Other speakers included Soenke Schierer, product owner at HHLab, part of NOZ Digital, which owns 37 local newspaper brands in north Germany, who talked more generally about how his lab works.
“We have a clear mission from our company – do not work on or think about existing products or existing markets. Do not think about money. Our team is 50 percent journalists, so one of our main ways to develop the product is interviews – to give us insights into problems, needs, potential new users – to find out what’s not working.”
Germany’s Der Spiegel launching lab
Echoing the success seen at other publishers, Swantje Fischenbeck, innovation manager at Der Spiegel, said the German magazine would be opening its own innovation lab this year.
“We started ‘rebranding innovation’ in 2018, where we were doing ‘guerilla marketing,’ literally painting innovation projects green so people could see them.”
The closing speaker, Andrew Perkis, professor at the Norwegian University of Science and Technology (NTNU), asked participants to all think more about how much energy all of this activity uses.
He highlighted some of the latest data on the carbon footprint of digital media – with just one Google search estimated to be equivalent to boiling a kettle or driving your car 52 feet. “Do media owners ever ask us if we’d like to stream videos when using their website?”
As the world starts to make the changes needed to prevent the disastrous climate change anticipated by the Intergovernmental Panel on Climate Change if we do nothing, what will next-generation, “green” media look like?
The Media Lab Day on 27 and 28 February 2020 in Copenhagen was the fifth live event connected to our ongoing Media Innovation Mapping project.
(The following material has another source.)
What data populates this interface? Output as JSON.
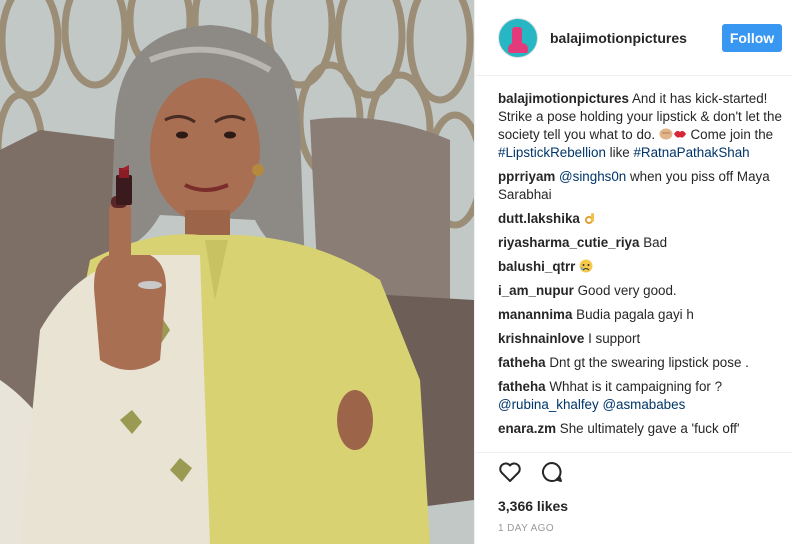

Read about the 50+ Media Labs we have covered so far and contact us to share your story.
By Kirsty Styles